### Action item
Read through the records. Copy each line that has the word "this".

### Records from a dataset
-------------------------
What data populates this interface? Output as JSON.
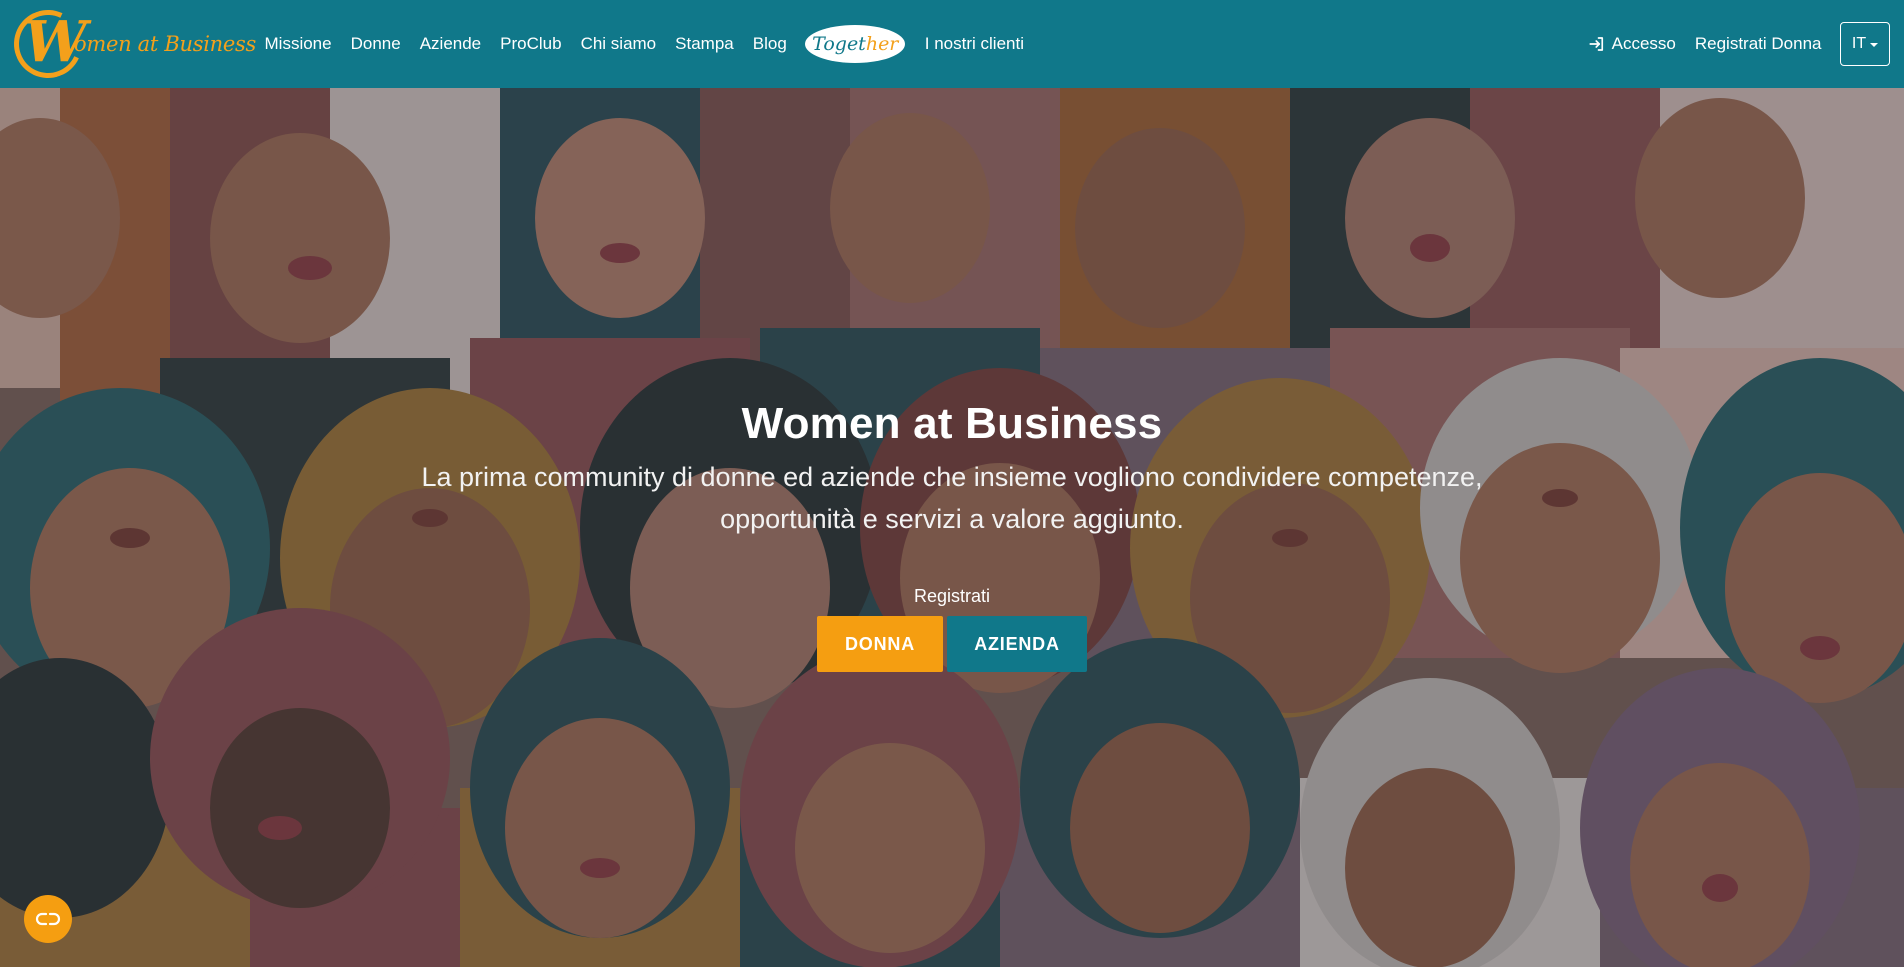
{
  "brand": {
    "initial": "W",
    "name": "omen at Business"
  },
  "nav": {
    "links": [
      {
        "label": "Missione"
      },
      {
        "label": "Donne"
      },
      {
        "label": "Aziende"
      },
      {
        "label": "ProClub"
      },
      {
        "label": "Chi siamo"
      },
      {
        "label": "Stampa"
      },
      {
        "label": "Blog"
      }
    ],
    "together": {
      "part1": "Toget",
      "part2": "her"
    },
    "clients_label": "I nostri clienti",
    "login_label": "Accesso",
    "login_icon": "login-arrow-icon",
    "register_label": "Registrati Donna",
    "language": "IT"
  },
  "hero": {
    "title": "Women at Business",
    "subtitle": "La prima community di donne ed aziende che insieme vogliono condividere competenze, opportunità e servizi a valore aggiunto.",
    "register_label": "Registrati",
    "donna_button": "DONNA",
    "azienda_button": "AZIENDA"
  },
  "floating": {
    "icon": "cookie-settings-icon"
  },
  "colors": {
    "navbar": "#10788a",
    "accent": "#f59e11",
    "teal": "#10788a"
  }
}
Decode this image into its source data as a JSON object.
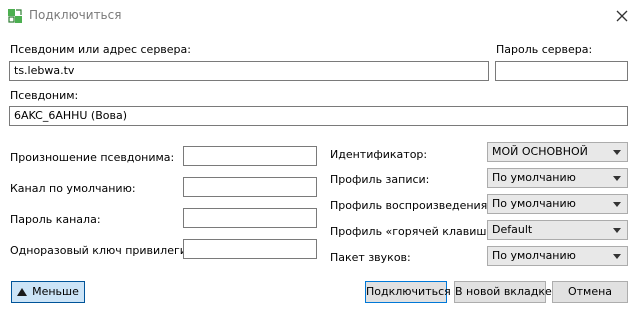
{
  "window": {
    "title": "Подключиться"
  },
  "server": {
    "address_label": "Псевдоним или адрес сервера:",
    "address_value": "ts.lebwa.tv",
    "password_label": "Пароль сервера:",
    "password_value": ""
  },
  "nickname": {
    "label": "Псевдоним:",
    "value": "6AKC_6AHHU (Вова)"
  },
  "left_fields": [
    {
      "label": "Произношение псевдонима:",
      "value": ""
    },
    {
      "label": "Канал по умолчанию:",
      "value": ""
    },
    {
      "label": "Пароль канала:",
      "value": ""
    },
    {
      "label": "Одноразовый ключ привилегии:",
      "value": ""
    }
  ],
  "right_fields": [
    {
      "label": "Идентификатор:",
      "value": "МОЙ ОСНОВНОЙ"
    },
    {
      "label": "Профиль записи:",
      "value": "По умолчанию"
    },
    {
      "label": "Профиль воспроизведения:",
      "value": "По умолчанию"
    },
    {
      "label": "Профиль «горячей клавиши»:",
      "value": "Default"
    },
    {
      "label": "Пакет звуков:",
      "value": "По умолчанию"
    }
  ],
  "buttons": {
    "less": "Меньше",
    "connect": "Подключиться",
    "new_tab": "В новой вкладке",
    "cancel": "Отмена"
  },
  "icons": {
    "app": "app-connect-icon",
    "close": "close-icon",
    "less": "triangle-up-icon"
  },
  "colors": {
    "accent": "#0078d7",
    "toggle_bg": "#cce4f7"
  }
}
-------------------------
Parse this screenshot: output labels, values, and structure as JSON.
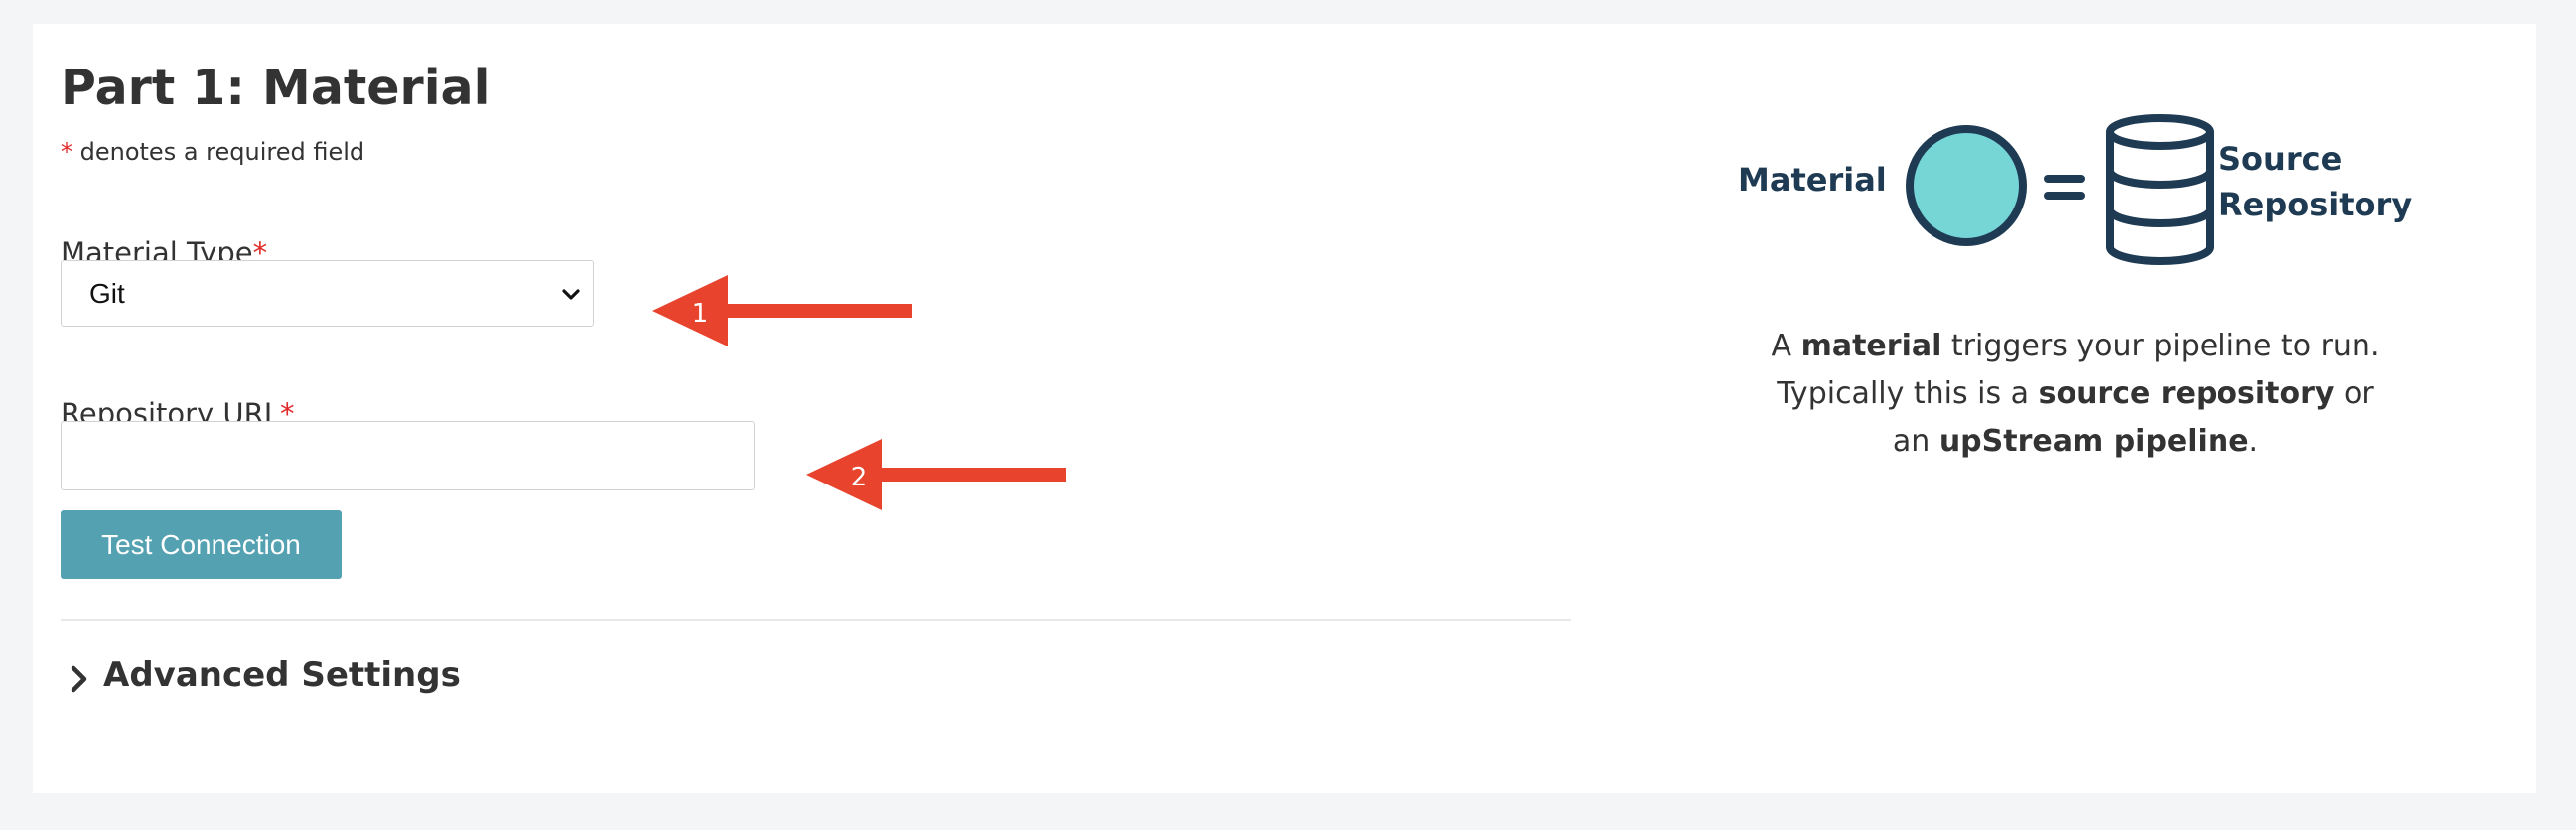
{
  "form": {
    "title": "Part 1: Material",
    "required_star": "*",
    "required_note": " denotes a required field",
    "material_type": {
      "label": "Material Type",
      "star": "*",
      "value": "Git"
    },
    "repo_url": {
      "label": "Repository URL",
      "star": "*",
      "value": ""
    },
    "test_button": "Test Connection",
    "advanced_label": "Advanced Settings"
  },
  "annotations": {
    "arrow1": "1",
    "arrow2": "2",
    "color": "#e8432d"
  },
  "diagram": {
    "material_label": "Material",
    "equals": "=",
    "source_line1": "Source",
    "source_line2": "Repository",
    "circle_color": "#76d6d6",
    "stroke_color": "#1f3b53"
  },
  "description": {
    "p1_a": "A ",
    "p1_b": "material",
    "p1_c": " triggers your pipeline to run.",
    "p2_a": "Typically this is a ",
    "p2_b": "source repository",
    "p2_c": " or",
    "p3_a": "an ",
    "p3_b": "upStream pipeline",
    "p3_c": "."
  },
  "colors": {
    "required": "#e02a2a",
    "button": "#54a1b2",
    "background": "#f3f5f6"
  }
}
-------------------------
### Solved problem
What data populates this interface? Output as JSON.
Decode this image into its source data as a JSON object.
Parse this screenshot: output labels, values, and structure as JSON.
    "p2_a": "Typically this is a ",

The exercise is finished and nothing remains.